Internships are a great way to ensure a healthy start to your professional career. Good internships can give you opportunities to test out different career paths, make connections and gain valuable experience. But the good internships won’t just land in your lap. You’ve got to put in extra effort from the start. Otherwise, you just might end up scanning copies and filing papers.
Every summer, Red Door Interactive hosts a summer internship program where we receive hundreds of applications for about 8-10 spots. So what’s the secret recipe to landing one of these positions? I surveyed our summer interns and here are some tips on when to start looking, how to search, how to prepare for the application process and what to expect.
When to start looking
If you aren’t currently involved in an internship program, you should always be on the look-out. If you’re searching for a summer internship, it’s best to start looking in December or January since that’s when many companies begin posting positions for their established programs. Other companies may wait to post until later in the spring so continue to look and apply, even into the summer months. If you’re interested in interning at a company without an intern program, consider reaching out to see if they’d be open to creating a position. It’s always a good idea to browse the various internships available to gain a better understanding of what’s out there.
How to search
Before you start you search, know your criteria. Where do you want to intern? What fields are you interested in? What do you want to learn? Are you willing to work unpaid? By having answers to these questions, it will help narrow your search and find the best opportunities for you. Here are some ways to search for internships:
Use online job websites such as Monster, Indeed and LinkedIn Careers. These sites let you look for internships based on certain criteria such as location and position.
Not all companies post their jobs on these sites, so seek out the companies you’re interested in and check out the career pages on their websites.
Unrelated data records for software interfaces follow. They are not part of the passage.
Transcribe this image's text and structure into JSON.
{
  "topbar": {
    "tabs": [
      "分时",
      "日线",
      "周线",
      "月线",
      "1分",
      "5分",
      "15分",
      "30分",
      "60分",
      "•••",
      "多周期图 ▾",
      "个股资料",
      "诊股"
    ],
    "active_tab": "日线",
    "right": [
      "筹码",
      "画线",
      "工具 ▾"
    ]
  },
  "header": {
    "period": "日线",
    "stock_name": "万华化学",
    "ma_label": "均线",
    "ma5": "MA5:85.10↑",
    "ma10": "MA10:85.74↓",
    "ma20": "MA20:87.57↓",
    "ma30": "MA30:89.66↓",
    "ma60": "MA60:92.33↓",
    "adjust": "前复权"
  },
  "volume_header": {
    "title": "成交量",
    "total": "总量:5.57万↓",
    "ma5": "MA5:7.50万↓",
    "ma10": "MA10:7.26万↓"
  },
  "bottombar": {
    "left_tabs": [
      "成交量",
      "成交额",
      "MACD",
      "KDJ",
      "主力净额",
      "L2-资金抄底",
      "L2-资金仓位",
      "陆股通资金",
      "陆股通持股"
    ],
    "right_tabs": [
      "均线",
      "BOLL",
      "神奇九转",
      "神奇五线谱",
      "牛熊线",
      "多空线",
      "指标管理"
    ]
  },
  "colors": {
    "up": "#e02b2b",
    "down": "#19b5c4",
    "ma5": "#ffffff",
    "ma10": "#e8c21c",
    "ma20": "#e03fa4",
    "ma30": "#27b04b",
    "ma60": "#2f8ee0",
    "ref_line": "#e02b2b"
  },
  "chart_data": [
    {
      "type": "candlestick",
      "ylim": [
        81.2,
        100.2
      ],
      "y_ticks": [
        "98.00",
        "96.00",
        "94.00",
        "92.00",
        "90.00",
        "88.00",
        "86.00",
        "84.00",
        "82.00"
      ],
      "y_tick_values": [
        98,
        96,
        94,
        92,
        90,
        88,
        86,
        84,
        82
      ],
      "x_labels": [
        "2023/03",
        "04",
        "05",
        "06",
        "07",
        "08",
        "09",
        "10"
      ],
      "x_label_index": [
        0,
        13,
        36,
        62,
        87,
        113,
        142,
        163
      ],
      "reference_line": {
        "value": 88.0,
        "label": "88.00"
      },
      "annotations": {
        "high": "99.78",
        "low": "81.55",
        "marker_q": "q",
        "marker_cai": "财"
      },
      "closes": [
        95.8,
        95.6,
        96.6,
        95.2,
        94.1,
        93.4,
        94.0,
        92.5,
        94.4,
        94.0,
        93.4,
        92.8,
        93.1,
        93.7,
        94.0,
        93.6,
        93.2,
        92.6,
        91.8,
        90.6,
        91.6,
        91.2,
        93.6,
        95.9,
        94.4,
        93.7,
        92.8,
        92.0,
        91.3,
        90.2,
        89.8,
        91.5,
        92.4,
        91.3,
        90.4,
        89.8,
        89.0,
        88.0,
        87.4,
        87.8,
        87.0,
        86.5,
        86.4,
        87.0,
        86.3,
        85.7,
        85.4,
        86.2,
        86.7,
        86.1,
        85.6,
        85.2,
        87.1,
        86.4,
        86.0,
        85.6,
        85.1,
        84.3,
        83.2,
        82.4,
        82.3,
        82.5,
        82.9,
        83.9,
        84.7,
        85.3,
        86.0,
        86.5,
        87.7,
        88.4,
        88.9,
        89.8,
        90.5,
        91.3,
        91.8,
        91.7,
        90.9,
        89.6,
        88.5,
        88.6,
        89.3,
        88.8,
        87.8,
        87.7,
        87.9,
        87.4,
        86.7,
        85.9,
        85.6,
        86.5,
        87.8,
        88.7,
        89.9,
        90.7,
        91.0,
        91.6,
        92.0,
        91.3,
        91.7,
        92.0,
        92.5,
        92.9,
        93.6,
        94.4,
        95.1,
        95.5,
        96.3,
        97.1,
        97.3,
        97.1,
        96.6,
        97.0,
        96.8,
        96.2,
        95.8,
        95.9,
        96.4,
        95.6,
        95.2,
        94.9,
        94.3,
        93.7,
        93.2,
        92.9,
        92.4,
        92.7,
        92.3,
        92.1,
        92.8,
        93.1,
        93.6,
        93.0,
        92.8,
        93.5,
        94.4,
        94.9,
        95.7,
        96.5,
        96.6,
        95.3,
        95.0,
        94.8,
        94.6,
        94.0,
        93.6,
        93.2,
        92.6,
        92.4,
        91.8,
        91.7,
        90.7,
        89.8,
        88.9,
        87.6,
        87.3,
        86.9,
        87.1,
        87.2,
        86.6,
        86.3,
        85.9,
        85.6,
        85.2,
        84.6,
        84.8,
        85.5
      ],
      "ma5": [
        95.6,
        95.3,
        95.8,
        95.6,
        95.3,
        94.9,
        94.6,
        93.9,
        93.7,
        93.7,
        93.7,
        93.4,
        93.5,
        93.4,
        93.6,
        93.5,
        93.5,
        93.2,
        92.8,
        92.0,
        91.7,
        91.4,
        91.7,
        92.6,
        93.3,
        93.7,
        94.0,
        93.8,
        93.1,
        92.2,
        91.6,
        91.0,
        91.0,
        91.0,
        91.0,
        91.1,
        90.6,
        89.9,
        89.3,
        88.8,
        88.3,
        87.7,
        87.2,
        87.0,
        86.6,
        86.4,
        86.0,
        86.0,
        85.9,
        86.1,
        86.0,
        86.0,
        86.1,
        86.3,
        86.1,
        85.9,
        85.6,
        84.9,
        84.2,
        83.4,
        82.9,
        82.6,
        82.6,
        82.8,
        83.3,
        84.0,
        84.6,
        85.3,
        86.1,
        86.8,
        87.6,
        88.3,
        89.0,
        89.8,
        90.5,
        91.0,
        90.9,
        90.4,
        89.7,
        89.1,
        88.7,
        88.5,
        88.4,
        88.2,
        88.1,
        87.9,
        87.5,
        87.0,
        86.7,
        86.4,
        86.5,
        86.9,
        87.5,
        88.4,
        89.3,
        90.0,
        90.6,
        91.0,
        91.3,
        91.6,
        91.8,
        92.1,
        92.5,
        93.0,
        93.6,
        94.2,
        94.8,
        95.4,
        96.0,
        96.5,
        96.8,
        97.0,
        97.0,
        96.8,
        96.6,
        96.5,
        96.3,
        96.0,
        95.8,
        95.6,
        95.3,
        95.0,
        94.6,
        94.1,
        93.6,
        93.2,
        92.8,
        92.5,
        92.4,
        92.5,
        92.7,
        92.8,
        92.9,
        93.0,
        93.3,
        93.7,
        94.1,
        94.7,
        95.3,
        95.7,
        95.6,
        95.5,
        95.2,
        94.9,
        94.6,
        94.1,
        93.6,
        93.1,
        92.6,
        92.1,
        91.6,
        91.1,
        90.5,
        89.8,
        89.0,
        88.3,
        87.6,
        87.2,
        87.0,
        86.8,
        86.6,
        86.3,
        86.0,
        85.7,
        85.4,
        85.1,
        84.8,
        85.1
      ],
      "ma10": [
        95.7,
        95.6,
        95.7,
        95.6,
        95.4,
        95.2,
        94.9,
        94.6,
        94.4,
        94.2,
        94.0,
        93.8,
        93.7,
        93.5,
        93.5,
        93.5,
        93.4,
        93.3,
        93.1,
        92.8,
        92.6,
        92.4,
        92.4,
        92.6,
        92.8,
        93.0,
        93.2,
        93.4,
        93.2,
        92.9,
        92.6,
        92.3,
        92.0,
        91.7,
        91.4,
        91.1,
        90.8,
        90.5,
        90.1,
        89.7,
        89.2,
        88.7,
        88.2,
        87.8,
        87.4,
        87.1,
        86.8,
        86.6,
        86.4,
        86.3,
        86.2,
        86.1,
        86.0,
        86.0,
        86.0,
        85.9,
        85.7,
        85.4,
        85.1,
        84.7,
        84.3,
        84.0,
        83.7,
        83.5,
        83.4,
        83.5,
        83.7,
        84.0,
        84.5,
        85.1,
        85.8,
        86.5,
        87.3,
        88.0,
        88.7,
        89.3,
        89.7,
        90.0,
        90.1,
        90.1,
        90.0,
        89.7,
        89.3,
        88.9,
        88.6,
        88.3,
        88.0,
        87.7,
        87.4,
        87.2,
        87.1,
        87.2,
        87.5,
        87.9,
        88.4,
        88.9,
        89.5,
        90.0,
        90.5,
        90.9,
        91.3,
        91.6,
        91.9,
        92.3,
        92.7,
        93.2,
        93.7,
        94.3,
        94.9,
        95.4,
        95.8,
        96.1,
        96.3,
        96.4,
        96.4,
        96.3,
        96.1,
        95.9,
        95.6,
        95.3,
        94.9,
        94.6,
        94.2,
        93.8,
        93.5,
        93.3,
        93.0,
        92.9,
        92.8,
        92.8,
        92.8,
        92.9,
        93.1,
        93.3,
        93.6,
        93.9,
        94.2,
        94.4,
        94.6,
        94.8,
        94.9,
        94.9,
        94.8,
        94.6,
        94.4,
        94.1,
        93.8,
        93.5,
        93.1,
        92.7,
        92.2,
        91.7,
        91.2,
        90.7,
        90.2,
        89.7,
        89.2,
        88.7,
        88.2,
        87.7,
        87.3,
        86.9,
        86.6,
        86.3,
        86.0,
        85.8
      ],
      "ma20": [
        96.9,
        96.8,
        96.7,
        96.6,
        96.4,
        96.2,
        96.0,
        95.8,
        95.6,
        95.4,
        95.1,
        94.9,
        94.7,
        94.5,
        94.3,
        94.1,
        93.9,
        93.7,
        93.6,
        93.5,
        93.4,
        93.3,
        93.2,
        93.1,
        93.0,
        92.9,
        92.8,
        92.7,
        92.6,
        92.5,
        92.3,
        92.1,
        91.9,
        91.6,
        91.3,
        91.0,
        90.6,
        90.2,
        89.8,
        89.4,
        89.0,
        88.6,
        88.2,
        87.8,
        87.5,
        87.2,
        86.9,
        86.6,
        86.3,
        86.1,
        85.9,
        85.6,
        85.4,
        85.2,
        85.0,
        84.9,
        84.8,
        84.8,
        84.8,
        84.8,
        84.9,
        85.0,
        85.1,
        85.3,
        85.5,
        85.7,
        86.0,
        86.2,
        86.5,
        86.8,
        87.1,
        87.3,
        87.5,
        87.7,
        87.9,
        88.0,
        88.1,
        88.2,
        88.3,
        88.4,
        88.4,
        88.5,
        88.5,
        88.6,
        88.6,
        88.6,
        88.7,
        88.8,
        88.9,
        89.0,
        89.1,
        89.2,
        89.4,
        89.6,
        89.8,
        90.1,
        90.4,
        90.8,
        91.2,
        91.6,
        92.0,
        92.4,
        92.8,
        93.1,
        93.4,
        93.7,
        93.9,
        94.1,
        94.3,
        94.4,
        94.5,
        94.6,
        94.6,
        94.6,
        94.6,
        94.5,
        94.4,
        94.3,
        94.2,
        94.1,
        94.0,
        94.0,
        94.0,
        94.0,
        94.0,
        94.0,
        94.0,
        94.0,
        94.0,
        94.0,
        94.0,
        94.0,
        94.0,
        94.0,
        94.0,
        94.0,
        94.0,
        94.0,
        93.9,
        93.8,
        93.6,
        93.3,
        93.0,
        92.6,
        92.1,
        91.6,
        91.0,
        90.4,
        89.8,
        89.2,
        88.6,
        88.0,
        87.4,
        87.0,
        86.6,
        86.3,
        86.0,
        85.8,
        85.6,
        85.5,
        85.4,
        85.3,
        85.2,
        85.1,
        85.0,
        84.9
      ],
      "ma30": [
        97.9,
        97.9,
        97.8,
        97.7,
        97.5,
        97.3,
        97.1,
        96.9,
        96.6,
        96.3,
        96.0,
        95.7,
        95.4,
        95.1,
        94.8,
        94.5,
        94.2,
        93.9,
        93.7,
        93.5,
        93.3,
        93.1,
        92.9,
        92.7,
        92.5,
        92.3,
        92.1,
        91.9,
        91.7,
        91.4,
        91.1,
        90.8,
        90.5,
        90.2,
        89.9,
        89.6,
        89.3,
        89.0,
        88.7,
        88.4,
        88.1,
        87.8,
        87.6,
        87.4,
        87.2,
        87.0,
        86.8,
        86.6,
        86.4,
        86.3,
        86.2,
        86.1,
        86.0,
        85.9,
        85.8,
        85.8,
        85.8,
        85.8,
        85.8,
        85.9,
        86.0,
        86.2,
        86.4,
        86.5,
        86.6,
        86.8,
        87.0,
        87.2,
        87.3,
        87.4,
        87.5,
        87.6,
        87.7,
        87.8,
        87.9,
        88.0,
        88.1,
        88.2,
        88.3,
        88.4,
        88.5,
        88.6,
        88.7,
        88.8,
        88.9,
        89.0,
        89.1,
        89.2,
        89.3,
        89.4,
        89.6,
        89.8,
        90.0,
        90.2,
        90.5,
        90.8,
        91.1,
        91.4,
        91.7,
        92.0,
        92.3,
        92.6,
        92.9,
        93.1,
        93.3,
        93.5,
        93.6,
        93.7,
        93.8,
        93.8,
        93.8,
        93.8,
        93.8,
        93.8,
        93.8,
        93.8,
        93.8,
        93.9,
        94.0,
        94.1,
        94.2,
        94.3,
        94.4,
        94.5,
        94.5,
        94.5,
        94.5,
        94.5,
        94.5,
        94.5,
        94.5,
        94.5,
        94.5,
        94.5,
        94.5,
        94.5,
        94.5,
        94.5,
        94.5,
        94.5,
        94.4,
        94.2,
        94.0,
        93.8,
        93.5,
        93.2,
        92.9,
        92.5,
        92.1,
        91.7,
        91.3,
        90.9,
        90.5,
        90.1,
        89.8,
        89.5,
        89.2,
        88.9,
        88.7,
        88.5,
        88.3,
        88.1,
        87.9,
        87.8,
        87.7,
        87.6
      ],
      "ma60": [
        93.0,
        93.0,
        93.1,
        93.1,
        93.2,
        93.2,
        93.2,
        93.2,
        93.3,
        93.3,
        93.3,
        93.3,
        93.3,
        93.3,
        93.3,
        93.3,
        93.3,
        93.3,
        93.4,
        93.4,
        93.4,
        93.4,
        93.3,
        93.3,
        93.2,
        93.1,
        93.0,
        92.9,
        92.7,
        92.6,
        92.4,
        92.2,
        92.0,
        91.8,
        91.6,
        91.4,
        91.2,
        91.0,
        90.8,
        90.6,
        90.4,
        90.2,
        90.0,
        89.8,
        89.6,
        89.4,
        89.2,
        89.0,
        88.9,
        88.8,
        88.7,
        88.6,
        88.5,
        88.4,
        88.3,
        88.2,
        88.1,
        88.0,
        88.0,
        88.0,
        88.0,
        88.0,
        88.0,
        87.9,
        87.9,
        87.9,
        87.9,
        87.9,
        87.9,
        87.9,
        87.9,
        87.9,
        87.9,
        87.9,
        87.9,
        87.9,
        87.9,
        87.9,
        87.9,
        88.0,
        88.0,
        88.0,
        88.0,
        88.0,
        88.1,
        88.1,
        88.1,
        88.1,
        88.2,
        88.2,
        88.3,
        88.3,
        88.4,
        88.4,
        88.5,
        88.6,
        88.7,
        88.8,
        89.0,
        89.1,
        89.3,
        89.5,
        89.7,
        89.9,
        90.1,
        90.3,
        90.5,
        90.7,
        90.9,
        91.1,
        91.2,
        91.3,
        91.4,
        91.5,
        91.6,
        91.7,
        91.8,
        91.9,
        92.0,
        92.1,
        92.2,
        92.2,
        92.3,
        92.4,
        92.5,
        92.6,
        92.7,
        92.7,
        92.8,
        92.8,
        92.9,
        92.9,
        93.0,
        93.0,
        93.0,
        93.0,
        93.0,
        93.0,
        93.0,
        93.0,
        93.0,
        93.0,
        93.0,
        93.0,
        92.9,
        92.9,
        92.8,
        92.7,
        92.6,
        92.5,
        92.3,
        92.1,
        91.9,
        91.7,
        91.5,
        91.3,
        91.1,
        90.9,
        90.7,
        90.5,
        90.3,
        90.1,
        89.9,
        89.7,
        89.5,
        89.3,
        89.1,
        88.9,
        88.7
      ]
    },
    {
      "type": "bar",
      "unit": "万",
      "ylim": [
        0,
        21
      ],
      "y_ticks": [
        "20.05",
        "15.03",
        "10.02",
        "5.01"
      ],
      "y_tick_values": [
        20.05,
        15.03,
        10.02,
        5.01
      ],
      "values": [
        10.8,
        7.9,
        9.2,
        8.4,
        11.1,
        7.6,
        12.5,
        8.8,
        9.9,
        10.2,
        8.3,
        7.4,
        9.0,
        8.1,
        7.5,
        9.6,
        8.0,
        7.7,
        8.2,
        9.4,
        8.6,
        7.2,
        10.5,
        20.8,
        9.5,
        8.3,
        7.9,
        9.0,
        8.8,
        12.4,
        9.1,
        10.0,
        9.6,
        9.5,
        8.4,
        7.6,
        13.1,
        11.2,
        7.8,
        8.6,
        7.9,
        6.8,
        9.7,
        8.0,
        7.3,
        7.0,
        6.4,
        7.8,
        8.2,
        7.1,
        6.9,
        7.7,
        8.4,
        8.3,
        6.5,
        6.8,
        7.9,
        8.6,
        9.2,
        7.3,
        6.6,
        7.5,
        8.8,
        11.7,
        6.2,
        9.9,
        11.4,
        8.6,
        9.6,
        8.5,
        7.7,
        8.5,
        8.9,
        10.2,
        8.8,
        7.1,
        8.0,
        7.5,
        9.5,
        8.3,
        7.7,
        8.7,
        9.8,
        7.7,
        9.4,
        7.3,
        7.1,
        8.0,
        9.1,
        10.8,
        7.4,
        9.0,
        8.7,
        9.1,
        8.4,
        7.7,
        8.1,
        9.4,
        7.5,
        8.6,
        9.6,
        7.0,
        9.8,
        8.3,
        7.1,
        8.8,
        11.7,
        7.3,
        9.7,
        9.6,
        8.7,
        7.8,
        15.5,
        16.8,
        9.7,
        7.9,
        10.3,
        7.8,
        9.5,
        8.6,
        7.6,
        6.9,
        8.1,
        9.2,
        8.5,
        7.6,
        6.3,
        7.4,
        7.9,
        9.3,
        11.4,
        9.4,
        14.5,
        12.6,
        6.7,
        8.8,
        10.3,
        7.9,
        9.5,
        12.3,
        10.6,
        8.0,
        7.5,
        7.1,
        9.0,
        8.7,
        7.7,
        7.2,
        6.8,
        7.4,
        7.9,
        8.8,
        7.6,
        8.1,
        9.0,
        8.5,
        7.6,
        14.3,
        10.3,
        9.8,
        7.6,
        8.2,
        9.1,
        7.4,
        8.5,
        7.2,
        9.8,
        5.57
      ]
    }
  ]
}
Follow companies on Twitter, Facebook and LinkedIn. Many businesses use these channels to promote job openings.
College career centers are a great way to find internships and many have advisors to help you with the process.
Use your network of friends, family, classmates and professors to find opportunities. LinkedIn is a great way to see who in your network is connected to companies that you would like to work with.
How to prepare for the application process
Start off by creating a flawless resume and cover letter. To standout, try doing something unique like creating a custom header, or even go as far as designing an infographic to display your qualifications. In addition, it’s also a good idea to provide letters of recommendation or request recommendations on LinkedIn to showcase your work ethic and experience. Once your resume, cover letter and recommendations are in order, start applying! Since you’ll most likely submit a lot of applications, make sure to tailor your resume and cover letter to each internship opportunity. Lastly, keep track of the internships you have applied for. If you know who will be reviewing the application, find them on LinkedIn and try to reach out to them directly. They will most likely notice the effort and remember that you went the extra mile.
What to expect
Don’t expect this to be a fast process. You won’t hear back from everyone right away, and for some, you might not even hear back at all. Don’t let this discourage you. Make sure that you follow up after two weeks, and if you still haven’t heard back, move on and keep applying. You’ll find one eventually. In the meantime, do anything you can to build your resume and improve your qualifications such as starting a blog, taking a programming class, or volunteering at non-profits.
An internship is an investment in your future, and if you land the right one, you won’t look back with regret. Just remember that this is your chance to learn and grow, so make sure to put 100 percent of your effort into the opportunity.